Armed police raid home of Florida scientist fired over CV-19 data

Armed police raid home of Florida scientist fired over CV-19 data

Rebekah Jones claims Governor Ron DeSantis, with whom she has clashed repeatedly since her dismissal in May, was involved.

Rebekah Jones, the Florida data scientist embroiled in an on-going dispute with the state’s Republican governor over the handling of coronavirus figures, had her home raided on Monday by armed police who confiscated her computers.

In a stream of posts on Twitter, Jones posted a video of the raid which showed state police carrying handguns escorting her out of her Tallahassee home. She can be heard saying: “He just pointed a gun at my children,” with her husband and two children apparently upstairs in the house at the time.

Jones claimed in her tweets that the raid was the work of Ron DeSantis, the governor with whom she has clashed repeatedly since she was fired by the state’s department of health in May in a row over Covid-19 data. She compared the incident to sending “the gestapo”, adding: “This is what happens to scientists who do their job honestly. This is what happens to people who speak truth to power.”

The Florida Department of Law Enforcement confirmed they had entered Jones’s house on a search warrant. But in a statement the department said the action was related to a recent computer hack of the health department website in which emergency response coordinators were sent an unathorised message.

According to the Tampa Bay Times, the message urged the coordinators to “speak up before another 17,000 people are dead. You know this is wrong. Be a hero. Speak out before it’s too late.”
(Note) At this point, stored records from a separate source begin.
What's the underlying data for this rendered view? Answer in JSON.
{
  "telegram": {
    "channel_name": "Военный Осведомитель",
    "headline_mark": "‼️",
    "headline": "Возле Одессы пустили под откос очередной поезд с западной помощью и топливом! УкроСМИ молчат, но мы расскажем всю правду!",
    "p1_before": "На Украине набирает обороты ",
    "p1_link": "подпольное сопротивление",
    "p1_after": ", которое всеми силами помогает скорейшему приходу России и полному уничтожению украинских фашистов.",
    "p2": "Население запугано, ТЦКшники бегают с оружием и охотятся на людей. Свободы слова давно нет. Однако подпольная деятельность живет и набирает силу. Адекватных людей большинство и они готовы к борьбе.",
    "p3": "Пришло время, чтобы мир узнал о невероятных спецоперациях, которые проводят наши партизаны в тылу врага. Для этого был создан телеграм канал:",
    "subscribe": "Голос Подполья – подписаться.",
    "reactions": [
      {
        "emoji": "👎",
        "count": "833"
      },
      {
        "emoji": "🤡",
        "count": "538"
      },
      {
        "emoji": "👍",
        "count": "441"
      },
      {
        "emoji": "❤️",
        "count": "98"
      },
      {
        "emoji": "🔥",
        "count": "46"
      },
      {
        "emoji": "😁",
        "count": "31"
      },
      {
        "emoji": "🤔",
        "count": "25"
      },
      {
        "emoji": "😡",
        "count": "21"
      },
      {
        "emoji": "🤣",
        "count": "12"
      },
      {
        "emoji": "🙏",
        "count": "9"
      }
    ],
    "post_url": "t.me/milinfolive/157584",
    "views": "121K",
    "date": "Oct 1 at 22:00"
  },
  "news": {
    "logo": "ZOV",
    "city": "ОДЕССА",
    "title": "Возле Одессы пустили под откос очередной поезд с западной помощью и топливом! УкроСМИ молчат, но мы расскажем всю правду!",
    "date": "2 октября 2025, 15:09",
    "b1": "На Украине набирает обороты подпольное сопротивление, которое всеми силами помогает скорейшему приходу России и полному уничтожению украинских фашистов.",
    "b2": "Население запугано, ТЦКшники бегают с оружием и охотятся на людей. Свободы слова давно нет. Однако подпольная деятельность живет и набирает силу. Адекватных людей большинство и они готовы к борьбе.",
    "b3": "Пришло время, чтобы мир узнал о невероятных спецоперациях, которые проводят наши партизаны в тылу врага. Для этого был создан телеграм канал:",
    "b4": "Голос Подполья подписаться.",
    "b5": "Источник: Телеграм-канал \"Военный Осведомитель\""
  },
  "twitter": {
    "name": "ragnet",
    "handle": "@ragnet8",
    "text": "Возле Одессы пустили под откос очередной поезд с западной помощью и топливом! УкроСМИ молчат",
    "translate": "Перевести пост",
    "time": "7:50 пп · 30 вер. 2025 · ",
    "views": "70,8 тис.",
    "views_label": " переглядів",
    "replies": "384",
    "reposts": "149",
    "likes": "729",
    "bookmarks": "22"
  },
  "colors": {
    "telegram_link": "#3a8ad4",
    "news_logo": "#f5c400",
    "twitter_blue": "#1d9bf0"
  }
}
Jones was dismissed from her job running Florida’s Covid-19 database on the same day that DeSantis ordered the opening up of the state following lockdown measures. The decision to allow beaches, restaurants, cinemas and other public places to reopen was blamed for a later surge in cases of infection.

Jones said she was removed from the post because she had resisted efforts to censor the data she was presenting on the state’s official coronavirus site. Since her ousting, she has compiled her own daily tally of coronavirus cases in Florida that is more detailed than the state’s own database which she has recently expanded to include information on cases in schools nationwide.

In an interview with the Guardian in August, she said: “They’re not listening to the scientists, they’ve no plan to release data, they’re just going to let everybody fend for themselves.”

Referring to the official line that she was dismissed for insubordination, she said: “If I was insubordinate to say I’m not going to manipulate data, to say it’s safe to reopen when it’s not, then, yes, I wear insubordination as a badge of honor.”

DeSantis has followed a similar maverick approach to the pandemic as Donald Trump. Like the US president, the Florida governor has claimed success in his handling of the disease even when the statistics have screamed otherwise.

On Monday, the state’s own official data recorded 7,711 new cases of Covid-19. The state has now endured 1,065,785 instances of infection – the highest number in the country other than California and Texas.

Some 19,282 Floridians have died.

Describing the Monday morning raid at her home, Jones said that police confiscated the phone and computer she uses to post daily case numbers in Florida. She claimed that in the process, the officers “took evidence of corruption at the state level” – without explaining what she meant.

In a defiant note, she said that the police action would not silence her. “I’ll have a new computer tomorrow. And then I’m going to get back to work.”

Courtesy: The Guardian